The whole listing is to be repeated exactly. Add nothing.

Records for the task:
-----
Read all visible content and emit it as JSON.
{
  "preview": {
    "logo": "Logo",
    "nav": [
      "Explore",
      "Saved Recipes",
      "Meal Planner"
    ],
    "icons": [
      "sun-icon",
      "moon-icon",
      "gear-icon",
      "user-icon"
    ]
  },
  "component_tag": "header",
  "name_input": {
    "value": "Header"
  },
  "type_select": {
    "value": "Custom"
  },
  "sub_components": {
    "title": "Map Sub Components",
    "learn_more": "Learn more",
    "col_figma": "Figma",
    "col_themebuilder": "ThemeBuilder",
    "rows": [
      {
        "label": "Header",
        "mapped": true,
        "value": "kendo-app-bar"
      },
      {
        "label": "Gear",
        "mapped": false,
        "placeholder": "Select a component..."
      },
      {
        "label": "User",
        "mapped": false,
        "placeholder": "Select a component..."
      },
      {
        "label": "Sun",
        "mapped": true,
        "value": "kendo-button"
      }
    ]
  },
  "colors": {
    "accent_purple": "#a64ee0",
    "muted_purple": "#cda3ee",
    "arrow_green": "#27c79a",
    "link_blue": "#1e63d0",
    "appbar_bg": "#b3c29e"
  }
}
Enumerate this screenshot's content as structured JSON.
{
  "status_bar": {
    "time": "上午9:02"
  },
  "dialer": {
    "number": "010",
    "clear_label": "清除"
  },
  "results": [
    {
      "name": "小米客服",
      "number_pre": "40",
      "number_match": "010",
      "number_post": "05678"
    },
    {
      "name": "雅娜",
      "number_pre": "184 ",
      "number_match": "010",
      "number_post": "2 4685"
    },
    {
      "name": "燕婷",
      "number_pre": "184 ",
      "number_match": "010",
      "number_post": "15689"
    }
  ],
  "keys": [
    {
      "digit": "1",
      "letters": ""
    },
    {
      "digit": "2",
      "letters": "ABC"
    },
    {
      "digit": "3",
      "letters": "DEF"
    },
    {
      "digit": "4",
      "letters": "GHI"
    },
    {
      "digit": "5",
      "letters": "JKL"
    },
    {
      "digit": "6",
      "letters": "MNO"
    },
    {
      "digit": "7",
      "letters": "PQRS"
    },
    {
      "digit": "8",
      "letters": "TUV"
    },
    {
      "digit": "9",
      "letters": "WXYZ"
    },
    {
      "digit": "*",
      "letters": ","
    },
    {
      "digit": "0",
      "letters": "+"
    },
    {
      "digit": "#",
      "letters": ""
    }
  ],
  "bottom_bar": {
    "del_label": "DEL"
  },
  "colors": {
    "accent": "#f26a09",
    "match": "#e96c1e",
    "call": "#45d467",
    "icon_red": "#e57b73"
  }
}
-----
Task solution:
Read all visible content and emit it as JSON.
{
  "preview": {
    "logo": "Logo",
    "nav": [
      "Explore",
      "Saved Recipes",
      "Meal Planner"
    ],
    "icons": [
      "sun-icon",
      "moon-icon",
      "gear-icon",
      "user-icon"
    ]
  },
  "component_tag": "header",
  "name_input": {
    "value": "Header"
  },
  "type_select": {
    "value": "Custom"
  },
  "sub_components": {
    "title": "Map Sub Components",
    "learn_more": "Learn more",
    "col_figma": "Figma",
    "col_themebuilder": "ThemeBuilder",
    "rows": [
      {
        "label": "Header",
        "mapped": true,
        "value": "kendo-app-bar"
      },
      {
        "label": "Gear",
        "mapped": false,
        "placeholder": "Select a component..."
      },
      {
        "label": "User",
        "mapped": false,
        "placeholder": "Select a component..."
      },
      {
        "label": "Sun",
        "mapped": true,
        "value": "kendo-button"
      }
    ]
  },
  "colors": {
    "accent_purple": "#a64ee0",
    "muted_purple": "#cda3ee",
    "arrow_green": "#27c79a",
    "link_blue": "#1e63d0",
    "appbar_bg": "#b3c29e"
  }
}
Enumerate this screenshot's content as structured JSON.
{
  "status_bar": {
    "time": "上午9:02"
  },
  "dialer": {
    "number": "010",
    "clear_label": "清除"
  },
  "results": [
    {
      "name": "小米客服",
      "number_pre": "40",
      "number_match": "010",
      "number_post": "05678"
    },
    {
      "name": "雅娜",
      "number_pre": "184 ",
      "number_match": "010",
      "number_post": "2 4685"
    },
    {
      "name": "燕婷",
      "number_pre": "184 ",
      "number_match": "010",
      "number_post": "15689"
    }
  ],
  "keys": [
    {
      "digit": "1",
      "letters": ""
    },
    {
      "digit": "2",
      "letters": "ABC"
    },
    {
      "digit": "3",
      "letters": "DEF"
    },
    {
      "digit": "4",
      "letters": "GHI"
    },
    {
      "digit": "5",
      "letters": "JKL"
    },
    {
      "digit": "6",
      "letters": "MNO"
    },
    {
      "digit": "7",
      "letters": "PQRS"
    },
    {
      "digit": "8",
      "letters": "TUV"
    },
    {
      "digit": "9",
      "letters": "WXYZ"
    },
    {
      "digit": "*",
      "letters": ","
    },
    {
      "digit": "0",
      "letters": "+"
    },
    {
      "digit": "#",
      "letters": ""
    }
  ],
  "bottom_bar": {
    "del_label": "DEL"
  },
  "colors": {
    "accent": "#f26a09",
    "match": "#e96c1e",
    "call": "#45d467",
    "icon_red": "#e57b73"
  }
}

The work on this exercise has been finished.